Birth Control or Race Control? Sanger and the Negro Project‘ The Margaret Sanger Papers Project Newsletter #28 (Fall 2001)

Cruz, Ted. ‘2016 Republican National Convention Speech‘, abcnews.go.com, Jul 21, 2016

Davidson, Amy. ‘Ted Cruz vs. Margaret Sanger’s Portrait‘. New Yorker, Oct 28, 2015

Davis, Angela. Women, Race, & Class. New York: Random House, 1981.

Fea, John. ‘Ted Cruz’s campaign is fueled by a dominionist vision for America‘. The Washington Post: Religion (Commentary), Feb 4th, 2016

Gentleman’s Agreement (1947)‘, from IMDB

Jenkinson, C.lay. ‘Self-Soothing by way of Erasing the Complexity of Human History‘. Clayjenkinson.com, Dec 28, 2015

Nicolae Ceaușescu‘. Encyclopædia Britannica

Parkinson, Justin. ‘Why is Cecil Rhodes Such a Controversial Figure?‘ BBC News Magazine, Apr 1, 2015

The Sanger-Hitler Equation‘, The Margaret Sanger Papers Project Newsletter #32 (Winter 2002/2003)

Sanger, Margaret. The Pivot of Civilization, 1922. Free online version courtesy of Project Gutenberg, 2008, 2013.

Sanger, Margaret. Woman and the New Race, 1920. Free online version courtesy of W. W. Norton & Company

Sullivan, Martin. ‘Margaret Sanger Portrait‘: talk for Face-to-Face, National Portrait Gallery of the Smithsonian

The Portraits: Margaret Sanger‘ from the National Portrait Gallery of the Smithsonian website

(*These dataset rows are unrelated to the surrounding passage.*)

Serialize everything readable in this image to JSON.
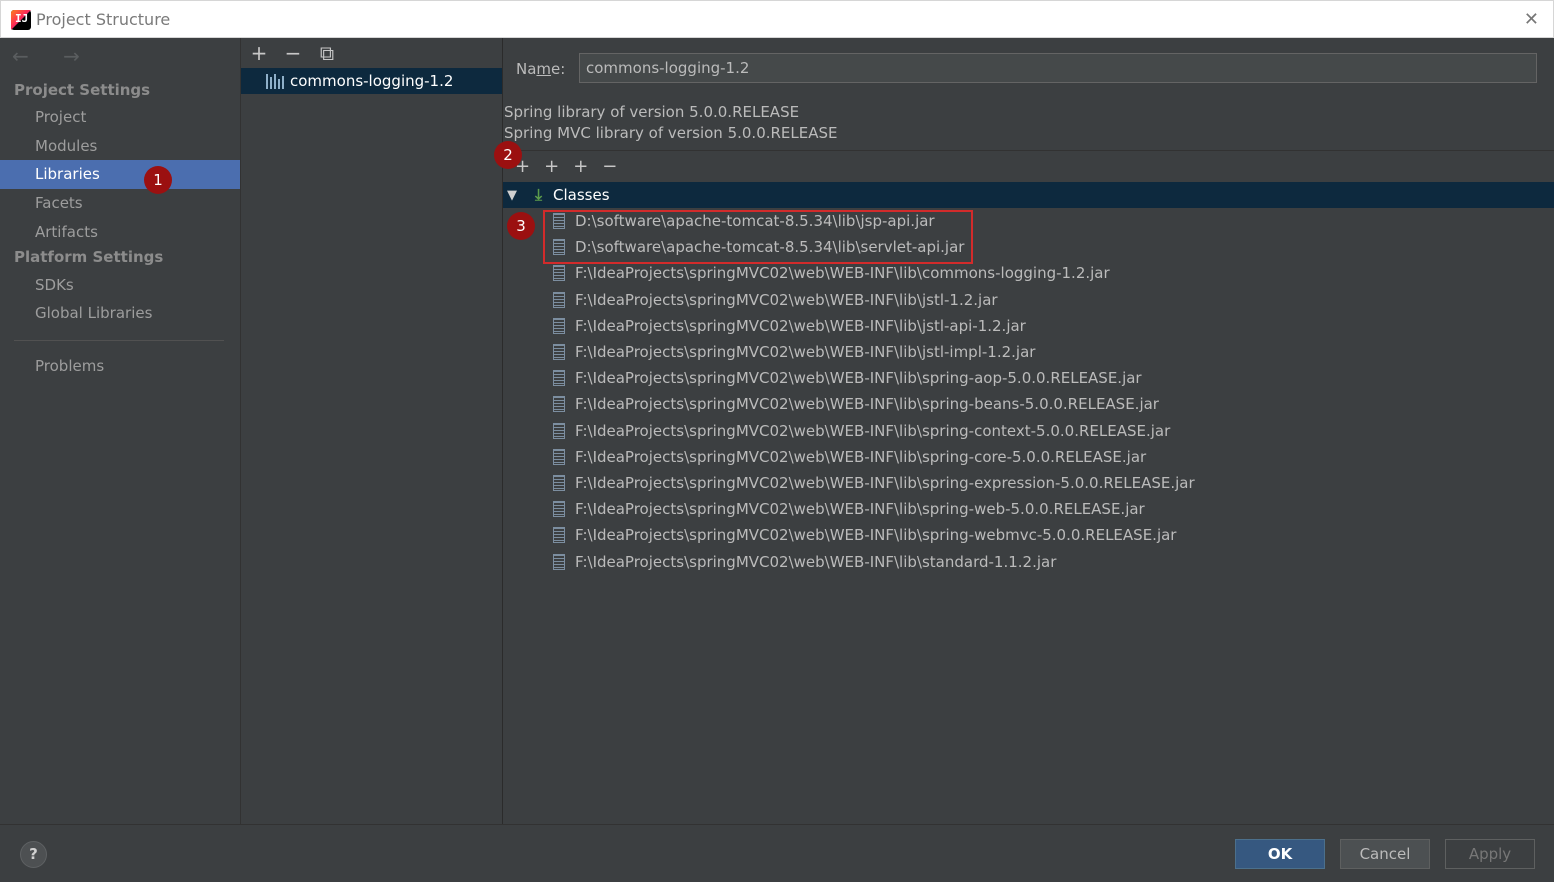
{
  "window": {
    "title": "Project Structure",
    "app_icon_text": "IJ",
    "close_glyph": "✕"
  },
  "nav": {
    "back_forward": "← →",
    "project_settings_header": "Project Settings",
    "project_settings_items": [
      "Project",
      "Modules",
      "Libraries",
      "Facets",
      "Artifacts"
    ],
    "platform_settings_header": "Platform Settings",
    "platform_settings_items": [
      "SDKs",
      "Global Libraries"
    ],
    "problems": "Problems",
    "selected": "Libraries"
  },
  "libraries_list": {
    "toolbar": {
      "add": "+",
      "remove": "−",
      "copy": "⧉"
    },
    "items": [
      "commons-logging-1.2"
    ]
  },
  "detail": {
    "name_label_prefix": "Na",
    "name_label_underlined": "m",
    "name_label_suffix": "e:",
    "name_value": "commons-logging-1.2",
    "descriptions": [
      "Spring library of version 5.0.0.RELEASE",
      "Spring MVC library of version 5.0.0.RELEASE"
    ],
    "toolbar": {
      "add": "+",
      "add_with": "+",
      "add_alt": "+",
      "remove": "−"
    },
    "classes_label": "Classes",
    "jars": [
      "D:\\software\\apache-tomcat-8.5.34\\lib\\jsp-api.jar",
      "D:\\software\\apache-tomcat-8.5.34\\lib\\servlet-api.jar",
      "F:\\IdeaProjects\\springMVC02\\web\\WEB-INF\\lib\\commons-logging-1.2.jar",
      "F:\\IdeaProjects\\springMVC02\\web\\WEB-INF\\lib\\jstl-1.2.jar",
      "F:\\IdeaProjects\\springMVC02\\web\\WEB-INF\\lib\\jstl-api-1.2.jar",
      "F:\\IdeaProjects\\springMVC02\\web\\WEB-INF\\lib\\jstl-impl-1.2.jar",
      "F:\\IdeaProjects\\springMVC02\\web\\WEB-INF\\lib\\spring-aop-5.0.0.RELEASE.jar",
      "F:\\IdeaProjects\\springMVC02\\web\\WEB-INF\\lib\\spring-beans-5.0.0.RELEASE.jar",
      "F:\\IdeaProjects\\springMVC02\\web\\WEB-INF\\lib\\spring-context-5.0.0.RELEASE.jar",
      "F:\\IdeaProjects\\springMVC02\\web\\WEB-INF\\lib\\spring-core-5.0.0.RELEASE.jar",
      "F:\\IdeaProjects\\springMVC02\\web\\WEB-INF\\lib\\spring-expression-5.0.0.RELEASE.jar",
      "F:\\IdeaProjects\\springMVC02\\web\\WEB-INF\\lib\\spring-web-5.0.0.RELEASE.jar",
      "F:\\IdeaProjects\\springMVC02\\web\\WEB-INF\\lib\\spring-webmvc-5.0.0.RELEASE.jar",
      "F:\\IdeaProjects\\springMVC02\\web\\WEB-INF\\lib\\standard-1.1.2.jar"
    ]
  },
  "annotations": {
    "badge1": "1",
    "badge2": "2",
    "badge3": "3"
  },
  "footer": {
    "help": "?",
    "ok": "OK",
    "cancel": "Cancel",
    "apply": "Apply"
  },
  "colors": {
    "selection": "#4b6eaf",
    "tree_selection": "#0d293e",
    "annotation_red": "#d22b2b",
    "background": "#3c3f41"
  }
}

Wirestone, Clay. ‘Did Margaret Sanger believe African-Americans “should be eliminated”?PolitiFact, October 5th, 2015